Before lenders make the decision to give you a loan, they must know if you're willing and able to pay back that loan. To assess your ability to pay back the loan, they look at your income and debt ratio. To assess your willingness to repay the mortgage loan, they consult your credit score.
The most widely used credit scores are called FICO scores, which Fair Isaac & Company, a financial analytics agency, developed. Your FICO score ranges from 350 (very high risk) to 850 (low risk). You can find out more on FICO here.
Credit scores only take into account the info contained in your credit reports. They don't consider income or personal characteristics. Fair Isaac invented FICO specifically to exclude demographic factors. Credit scoring was envisioned as a way to assess willingness to repay the loan without considering other irrelevant factors.
Deliquencies, derogatory payment behavior, debt level, length of credit history, types of credit and the number of credit inquiries are all calculated into credit scores. Your score considers both positive and negative items in your credit report. Late payments count against your score, but a record of paying on time will raise it.
Your credit report should contain at least one account which has been open for six months or more, and at least one account that has been updated in the past six months for you to get a credit score. This payment history ensures that there is enough information in your credit to assign a score. Should you not meet the criteria for getting a credit score, you might need to work on your credit history prior to applying for a mortgage loan.

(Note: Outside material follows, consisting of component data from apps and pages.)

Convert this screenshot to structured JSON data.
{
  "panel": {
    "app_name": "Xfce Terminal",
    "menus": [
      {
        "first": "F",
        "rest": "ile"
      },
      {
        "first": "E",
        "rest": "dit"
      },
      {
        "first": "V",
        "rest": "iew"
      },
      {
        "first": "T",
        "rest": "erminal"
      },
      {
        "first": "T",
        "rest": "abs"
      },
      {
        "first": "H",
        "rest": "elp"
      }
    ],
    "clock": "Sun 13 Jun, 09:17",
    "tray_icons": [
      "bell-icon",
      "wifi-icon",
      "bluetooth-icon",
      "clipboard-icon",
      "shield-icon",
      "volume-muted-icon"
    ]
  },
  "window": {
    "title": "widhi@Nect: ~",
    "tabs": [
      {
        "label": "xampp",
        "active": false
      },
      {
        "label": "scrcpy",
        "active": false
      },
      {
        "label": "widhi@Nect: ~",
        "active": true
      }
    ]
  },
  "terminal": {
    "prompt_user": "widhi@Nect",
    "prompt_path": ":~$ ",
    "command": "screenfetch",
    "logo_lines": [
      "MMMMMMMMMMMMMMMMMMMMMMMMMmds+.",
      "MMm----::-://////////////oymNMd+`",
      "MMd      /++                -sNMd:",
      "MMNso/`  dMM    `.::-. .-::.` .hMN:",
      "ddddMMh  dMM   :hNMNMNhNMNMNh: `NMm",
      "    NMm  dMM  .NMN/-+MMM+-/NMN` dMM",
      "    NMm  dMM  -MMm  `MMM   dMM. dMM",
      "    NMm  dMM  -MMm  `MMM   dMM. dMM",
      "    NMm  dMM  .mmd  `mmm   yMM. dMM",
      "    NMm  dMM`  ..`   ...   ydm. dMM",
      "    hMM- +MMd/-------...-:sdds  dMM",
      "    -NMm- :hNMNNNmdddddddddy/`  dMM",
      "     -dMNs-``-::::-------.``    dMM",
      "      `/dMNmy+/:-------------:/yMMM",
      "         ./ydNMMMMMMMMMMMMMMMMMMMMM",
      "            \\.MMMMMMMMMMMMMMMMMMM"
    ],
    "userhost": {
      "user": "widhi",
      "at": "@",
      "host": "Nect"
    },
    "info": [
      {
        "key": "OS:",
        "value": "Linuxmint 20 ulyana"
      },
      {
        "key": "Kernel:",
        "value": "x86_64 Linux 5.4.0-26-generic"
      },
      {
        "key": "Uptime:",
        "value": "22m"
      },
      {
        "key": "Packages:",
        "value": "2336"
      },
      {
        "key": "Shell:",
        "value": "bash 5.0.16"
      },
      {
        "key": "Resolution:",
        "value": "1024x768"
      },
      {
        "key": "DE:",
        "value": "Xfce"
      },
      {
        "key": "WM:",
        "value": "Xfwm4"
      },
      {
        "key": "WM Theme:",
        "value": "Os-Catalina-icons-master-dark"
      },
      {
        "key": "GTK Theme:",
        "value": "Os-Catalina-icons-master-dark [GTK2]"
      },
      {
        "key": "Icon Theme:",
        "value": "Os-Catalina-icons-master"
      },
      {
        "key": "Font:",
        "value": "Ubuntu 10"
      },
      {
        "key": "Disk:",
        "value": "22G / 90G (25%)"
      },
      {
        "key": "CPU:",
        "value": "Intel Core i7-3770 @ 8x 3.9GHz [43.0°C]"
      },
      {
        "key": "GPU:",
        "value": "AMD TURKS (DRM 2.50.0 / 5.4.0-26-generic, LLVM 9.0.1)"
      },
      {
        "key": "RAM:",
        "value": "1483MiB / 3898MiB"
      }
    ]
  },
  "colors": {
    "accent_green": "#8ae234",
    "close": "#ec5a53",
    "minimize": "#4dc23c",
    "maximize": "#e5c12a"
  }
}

At Reliance Mortgage Service, Inc, we answer questions about Credit reports every day. Give us a call: 562 320-0510.